All the Chiba Prefectural Police wanted to do was promote bicycle safety. Instead, they found themselves in the middle of an online culture war.
In an effort to connect with Japan’s youth, Chiba authorities launched a collaboration in July with VTuber (virtual YouTuber) talent agency Vase on a bicycle safety campaign. More specifically, they worked with Linca Tojou, a golden-haired anime-style female character, and local mascot-turned-VTuber Bakegoro. The pair appeared in a three-minute video that was uploaded at the start of September in which they reviewed cycling rules.

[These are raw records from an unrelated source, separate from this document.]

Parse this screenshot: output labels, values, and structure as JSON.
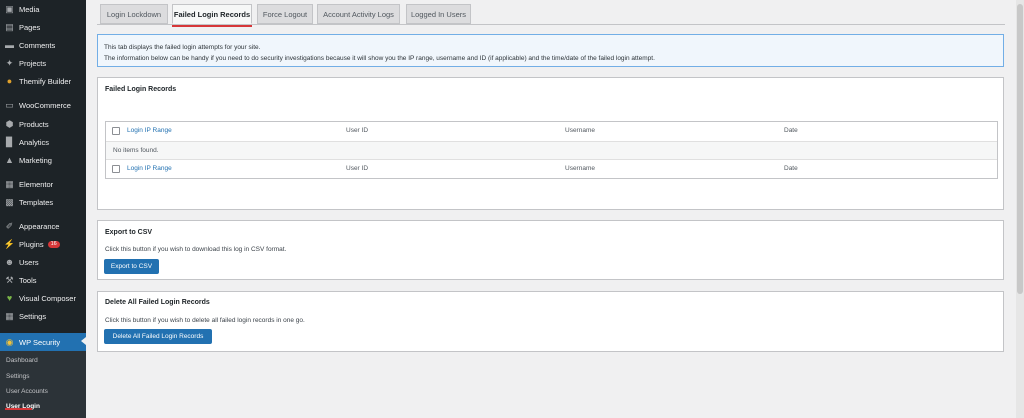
{
  "sidebar": {
    "items": [
      {
        "label": "Media",
        "icon": "media-icon"
      },
      {
        "label": "Pages",
        "icon": "pages-icon"
      },
      {
        "label": "Comments",
        "icon": "comments-icon"
      },
      {
        "label": "Projects",
        "icon": "projects-icon"
      },
      {
        "label": "Themify Builder",
        "icon": "themify-icon"
      },
      {
        "label": "WooCommerce",
        "icon": "woocommerce-icon"
      },
      {
        "label": "Products",
        "icon": "products-icon"
      },
      {
        "label": "Analytics",
        "icon": "analytics-icon"
      },
      {
        "label": "Marketing",
        "icon": "marketing-icon"
      },
      {
        "label": "Elementor",
        "icon": "elementor-icon"
      },
      {
        "label": "Templates",
        "icon": "templates-icon"
      },
      {
        "label": "Appearance",
        "icon": "appearance-icon"
      },
      {
        "label": "Plugins",
        "icon": "plugins-icon",
        "badge": "16"
      },
      {
        "label": "Users",
        "icon": "users-icon"
      },
      {
        "label": "Tools",
        "icon": "tools-icon"
      },
      {
        "label": "Visual Composer",
        "icon": "visual-composer-icon"
      },
      {
        "label": "Settings",
        "icon": "settings-icon"
      },
      {
        "label": "WP Security",
        "icon": "wp-security-icon",
        "active": true
      }
    ],
    "submenu": [
      {
        "label": "Dashboard"
      },
      {
        "label": "Settings"
      },
      {
        "label": "User Accounts"
      },
      {
        "label": "User Login",
        "current": true
      }
    ]
  },
  "tabs": [
    {
      "label": "Login Lockdown"
    },
    {
      "label": "Failed Login Records",
      "active": true
    },
    {
      "label": "Force Logout"
    },
    {
      "label": "Account Activity Logs"
    },
    {
      "label": "Logged In Users"
    }
  ],
  "info": {
    "line1": "This tab displays the failed login attempts for your site.",
    "line2": "The information below can be handy if you need to do security investigations because it will show you the IP range, username and ID (if applicable) and the time/date of the failed login attempt."
  },
  "records": {
    "title": "Failed Login Records",
    "columns": [
      "Login IP Range",
      "User ID",
      "Username",
      "Date"
    ],
    "empty_message": "No items found."
  },
  "export": {
    "title": "Export to CSV",
    "description": "Click this button if you wish to download this log in CSV format.",
    "button": "Export to CSV"
  },
  "delete": {
    "title": "Delete All Failed Login Records",
    "description": "Click this button if you wish to delete all failed login records in one go.",
    "button": "Delete All Failed Login Records"
  },
  "colors": {
    "sidebar_bg": "#1d2327",
    "accent": "#2271b1",
    "underline": "#d63638"
  }
}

In theory, it was a savvy move by the Chiba police. VTubers have become a pop cultural force in Japan and that has brought them considerable followings overseas, which means top creators can pull in big bucks through fan donations and ad campaigns. VTubers are gradually taking over the role of promotional mascots, or yuru-kyara, which proliferated in the 2010s. This has led local governments to launch their own digital ambassadors, such as Iwate Prefecture’s Sachiko Iwate, or transition their yuru-kyara online, as was done with Bakegoro (who has also been branded “the first yuru-kyara to become a VTuber”).